▶ [Your assignment]
Lines of the data that contain the word "plcpd" are the ones to copy.

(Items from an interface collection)

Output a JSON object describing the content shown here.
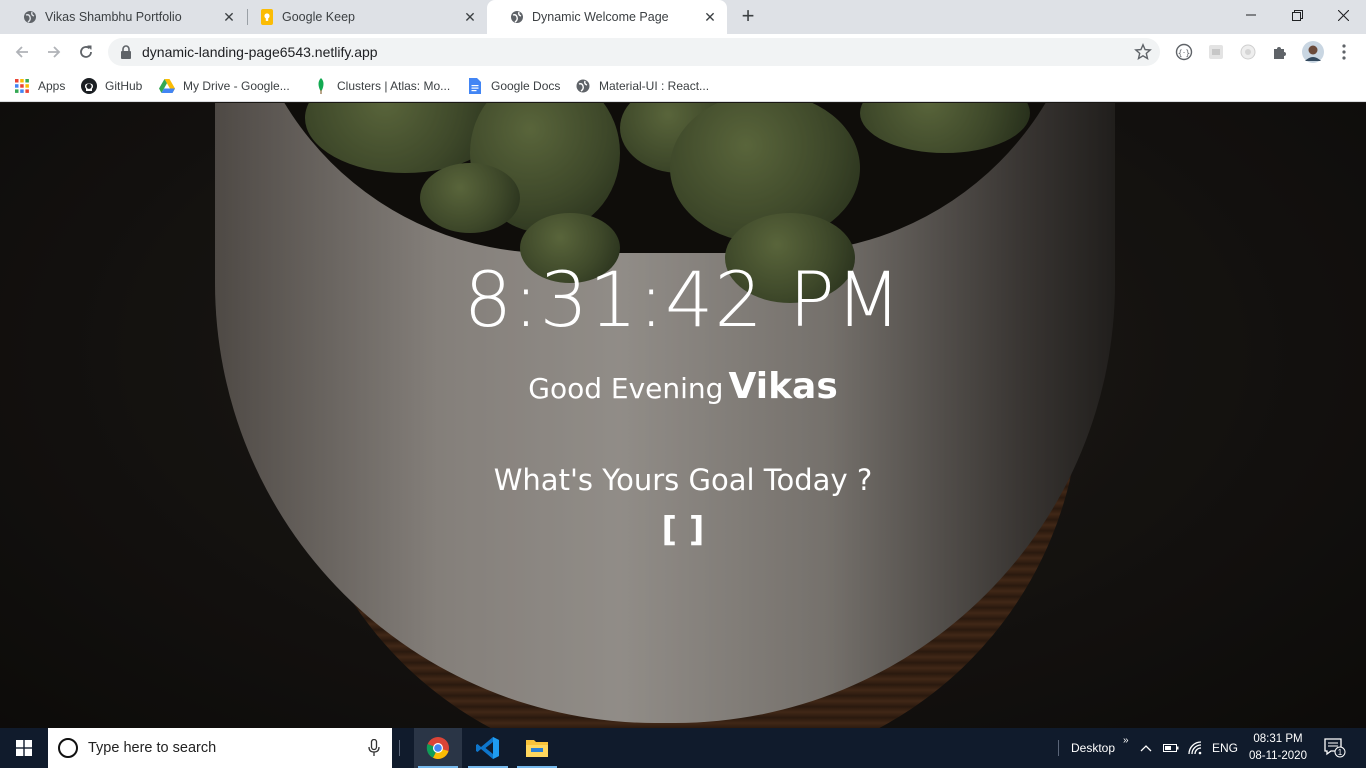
{
  "browser": {
    "tabs": [
      {
        "title": "Vikas Shambhu Portfolio",
        "icon": "globe-icon",
        "active": false
      },
      {
        "title": "Google Keep",
        "icon": "google-keep-icon",
        "active": false
      },
      {
        "title": "Dynamic Welcome Page",
        "icon": "globe-icon",
        "active": true
      }
    ],
    "url": "dynamic-landing-page6543.netlify.app",
    "bookmarks": [
      {
        "label": "Apps",
        "icon": "apps-grid-icon"
      },
      {
        "label": "GitHub",
        "icon": "github-icon"
      },
      {
        "label": "My Drive - Google...",
        "icon": "google-drive-icon"
      },
      {
        "label": "Clusters | Atlas: Mo...",
        "icon": "mongodb-leaf-icon"
      },
      {
        "label": "Google Docs",
        "icon": "google-docs-icon"
      },
      {
        "label": "Material-UI : React...",
        "icon": "globe-icon"
      }
    ]
  },
  "page": {
    "time": "8:31:42 PM",
    "greeting": "Good Evening",
    "name": "Vikas",
    "goal_question": "What's Yours Goal Today ?",
    "goal_value": "[ ]"
  },
  "taskbar": {
    "search_placeholder": "Type here to search",
    "desktop_label": "Desktop",
    "language": "ENG",
    "time": "08:31 PM",
    "date": "08-11-2020",
    "notification_count": "1"
  },
  "colors": {
    "tabstrip": "#dee1e6",
    "taskbar": "#101b2c",
    "accent_underline": "#76b9ed"
  }
}
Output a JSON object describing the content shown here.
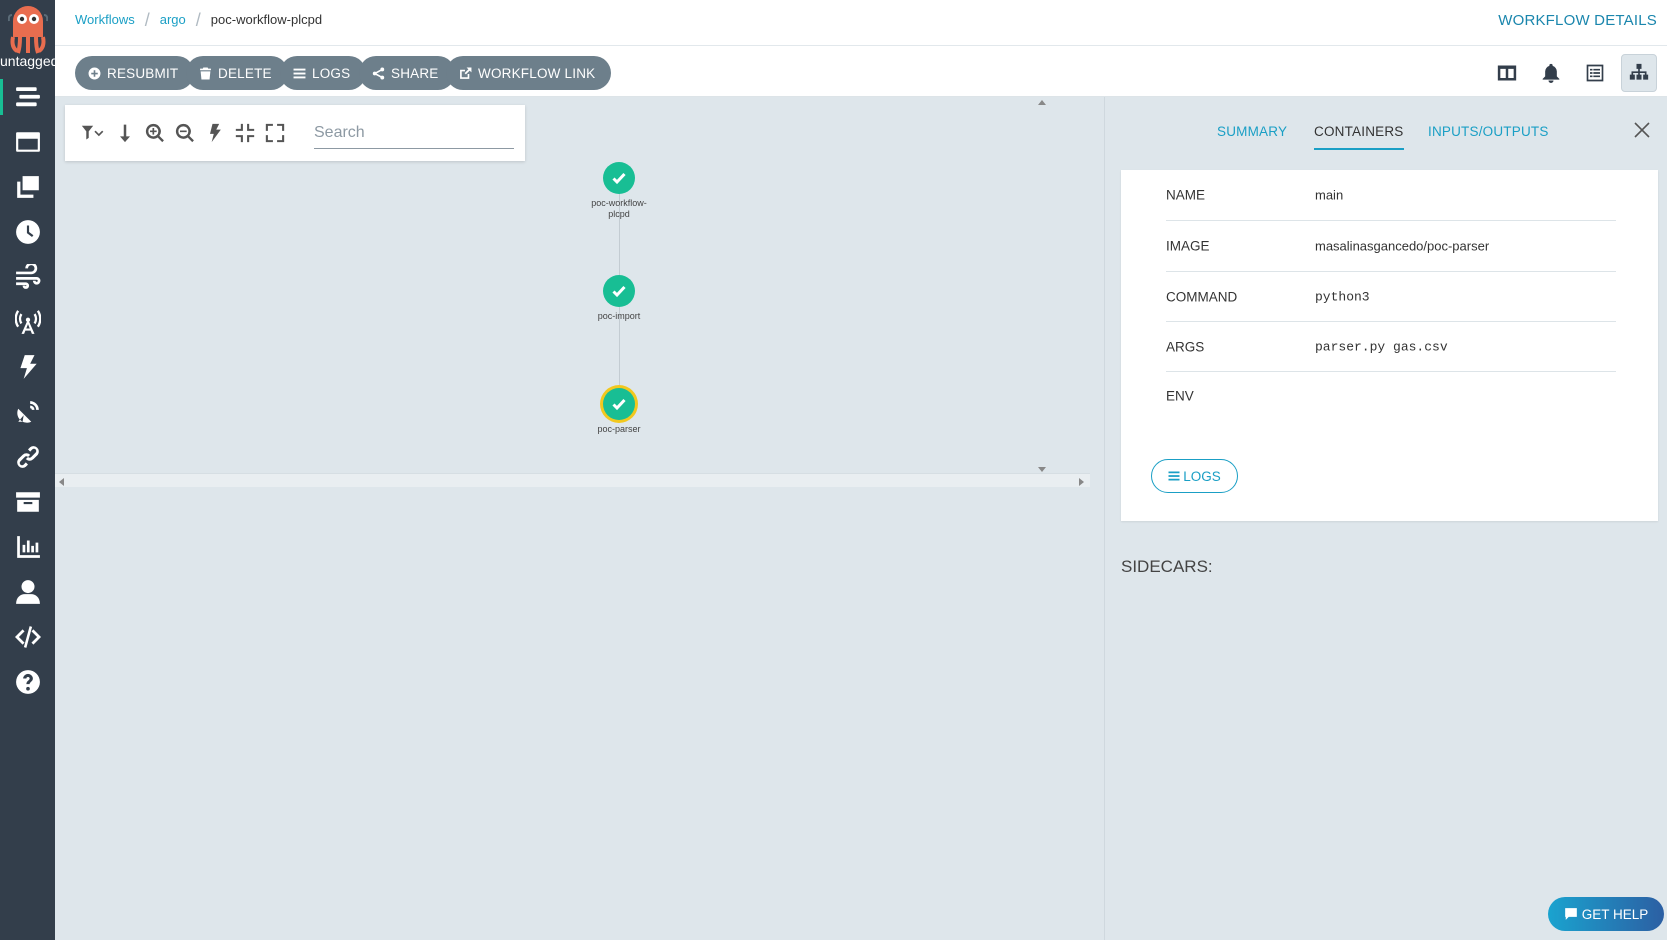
{
  "sidebar": {
    "version": "untagged",
    "items": [
      {
        "name": "workflows",
        "icon": "stream-icon"
      },
      {
        "name": "workflow-templates",
        "icon": "window-icon"
      },
      {
        "name": "cluster-workflow-templates",
        "icon": "clone-icon"
      },
      {
        "name": "cron-workflows",
        "icon": "clock-icon"
      },
      {
        "name": "event-flow",
        "icon": "wind-icon"
      },
      {
        "name": "event-sources",
        "icon": "broadcast-tower-icon"
      },
      {
        "name": "sensors",
        "icon": "bolt-icon"
      },
      {
        "name": "event-flow-2",
        "icon": "satellite-dish-icon"
      },
      {
        "name": "workflow-event-bindings",
        "icon": "link-icon"
      },
      {
        "name": "archived-workflows",
        "icon": "archive-icon"
      },
      {
        "name": "reports",
        "icon": "chart-bar-icon"
      },
      {
        "name": "user",
        "icon": "user-icon"
      },
      {
        "name": "api-docs",
        "icon": "code-icon"
      },
      {
        "name": "help",
        "icon": "question-circle-icon"
      }
    ]
  },
  "breadcrumbs": {
    "workflows": "Workflows",
    "namespace": "argo",
    "current": "poc-workflow-plcpd"
  },
  "page_title": "WORKFLOW DETAILS",
  "toolbar": {
    "resubmit": "RESUBMIT",
    "delete": "DELETE",
    "logs": "LOGS",
    "share": "SHARE",
    "workflow_link": "WORKFLOW LINK"
  },
  "graph": {
    "search_placeholder": "Search",
    "nodes": [
      {
        "label_line1": "poc-workflow-",
        "label_line2": "plcpd",
        "status": "succeeded"
      },
      {
        "label_line1": "poc-import",
        "label_line2": "",
        "status": "succeeded"
      },
      {
        "label_line1": "poc-parser",
        "label_line2": "",
        "status": "succeeded",
        "selected": true
      }
    ]
  },
  "panel": {
    "tabs": {
      "summary": "SUMMARY",
      "containers": "CONTAINERS",
      "inputs_outputs": "INPUTS/OUTPUTS"
    },
    "container": {
      "name_label": "NAME",
      "name_value": "main",
      "image_label": "IMAGE",
      "image_value": "masalinasgancedo/poc-parser",
      "command_label": "COMMAND",
      "command_value": "python3",
      "args_label": "ARGS",
      "args_value": "parser.py gas.csv",
      "env_label": "ENV",
      "env_value": ""
    },
    "logs_button": "LOGS",
    "sidecars": "SIDECARS:"
  },
  "get_help": "GET HELP",
  "colors": {
    "sidebar": "#333e4b",
    "accent": "#1a9fc5",
    "success": "#18be94",
    "selected_ring": "#f2c81e",
    "button_gray": "#6d7f8b"
  }
}
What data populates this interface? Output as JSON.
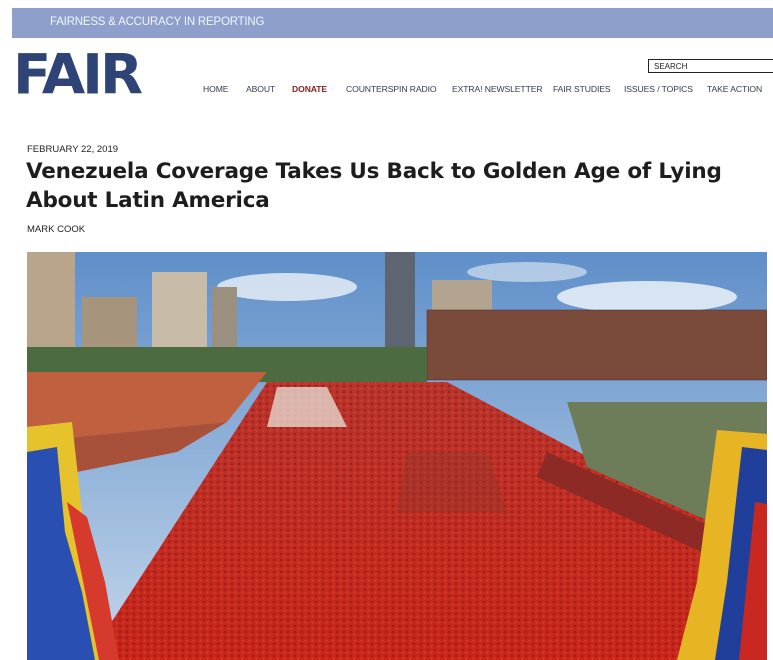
{
  "topbar": {
    "text": "FAIRNESS & ACCURACY IN REPORTING"
  },
  "logo": {
    "text": "FAIR",
    "color": "#2f4476"
  },
  "search": {
    "placeholder": "SEARCH"
  },
  "nav": {
    "items": [
      {
        "label": "HOME"
      },
      {
        "label": "ABOUT"
      },
      {
        "label": "DONATE"
      },
      {
        "label": "COUNTERSPIN RADIO"
      },
      {
        "label": "EXTRA! NEWSLETTER"
      },
      {
        "label": "FAIR STUDIES"
      },
      {
        "label": "ISSUES / TOPICS"
      },
      {
        "label": "TAKE ACTION"
      }
    ]
  },
  "article": {
    "date": "FEBRUARY 22, 2019",
    "title": "Venezuela Coverage Takes Us Back to Golden Age of Lying About Latin America",
    "author": "MARK COOK"
  },
  "colors": {
    "topbar": "#8f9fcc",
    "nav_text": "#333a55",
    "donate": "#8b1c1c",
    "crowd_red": "#c8241c"
  }
}
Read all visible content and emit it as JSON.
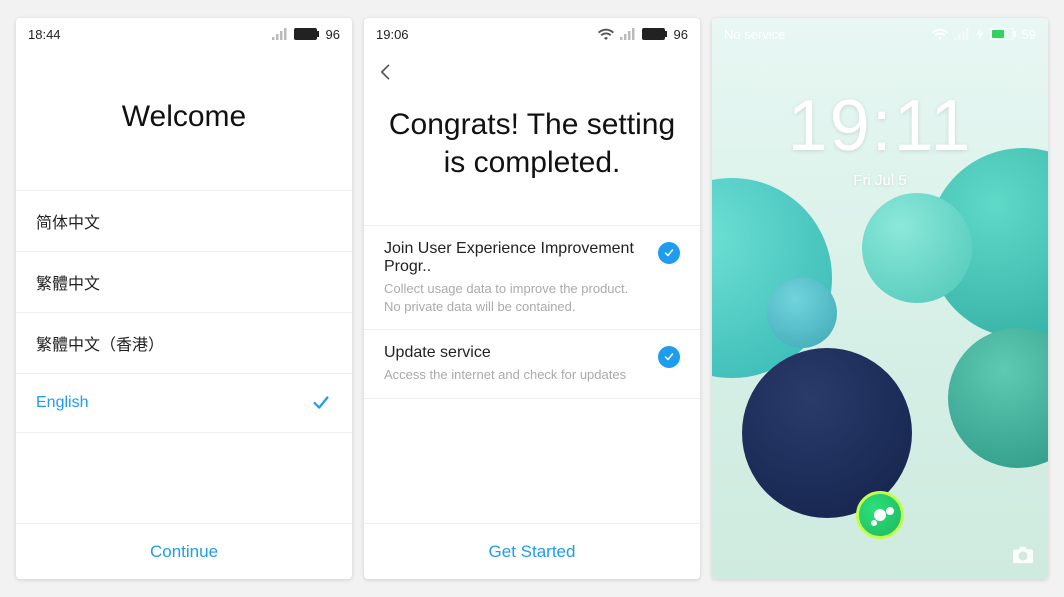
{
  "phone1": {
    "status": {
      "time": "18:44",
      "battery": "96"
    },
    "title": "Welcome",
    "langs": [
      "简体中文",
      "繁體中文",
      "繁體中文（香港）",
      "English"
    ],
    "selected": 3,
    "cta": "Continue"
  },
  "phone2": {
    "status": {
      "time": "19:06",
      "battery": "96"
    },
    "title": "Congrats! The setting is completed.",
    "opts": [
      {
        "title": "Join User Experience Improvement Progr..",
        "sub": "Collect usage data to improve the product. No private data will be contained."
      },
      {
        "title": "Update service",
        "sub": "Access the internet and check for updates"
      }
    ],
    "cta": "Get Started"
  },
  "phone3": {
    "status": {
      "service": "No service",
      "battery": "59"
    },
    "clock": "19:11",
    "date": "Fri  Jul 5"
  }
}
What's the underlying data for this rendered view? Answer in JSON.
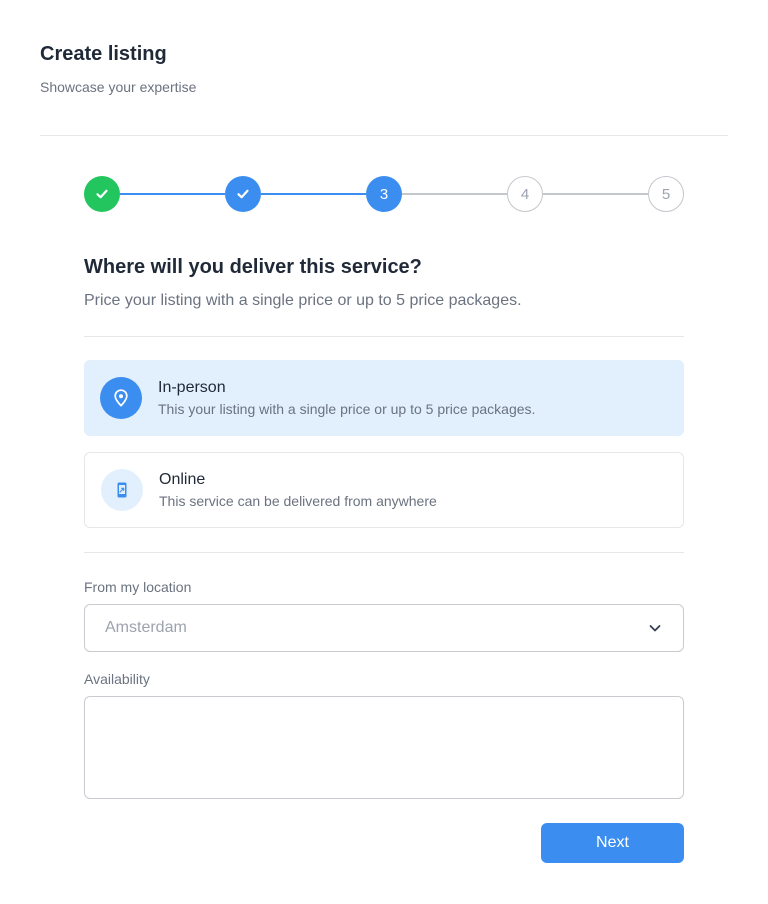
{
  "header": {
    "title": "Create listing",
    "subtitle": "Showcase your expertise"
  },
  "stepper": {
    "current_step": 3,
    "total_steps": 5,
    "steps": [
      {
        "label": "",
        "state": "complete"
      },
      {
        "label": "",
        "state": "complete"
      },
      {
        "label": "3",
        "state": "current"
      },
      {
        "label": "4",
        "state": "todo"
      },
      {
        "label": "5",
        "state": "todo"
      }
    ]
  },
  "question": {
    "title": "Where will you deliver this service?",
    "description": "Price your listing with a single price or up to 5 price packages."
  },
  "options": [
    {
      "title": "In-person",
      "description": "This your listing with a single price or up to 5 price packages.",
      "icon": "location-pin-icon",
      "selected": true
    },
    {
      "title": "Online",
      "description": "This service can be delivered from anywhere",
      "icon": "mobile-phone-icon",
      "selected": false
    }
  ],
  "location": {
    "label": "From my location",
    "value": "Amsterdam"
  },
  "availability": {
    "label": "Availability",
    "value": ""
  },
  "actions": {
    "next_label": "Next"
  },
  "colors": {
    "accent": "#3b8ef0",
    "success": "#22c55e",
    "selected_bg": "#e2f0fd",
    "inactive": "#c4c7cc"
  }
}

▶ [Written response]
    "current": "poc-workflow-plcpd"
        "label_line2": "plcpd",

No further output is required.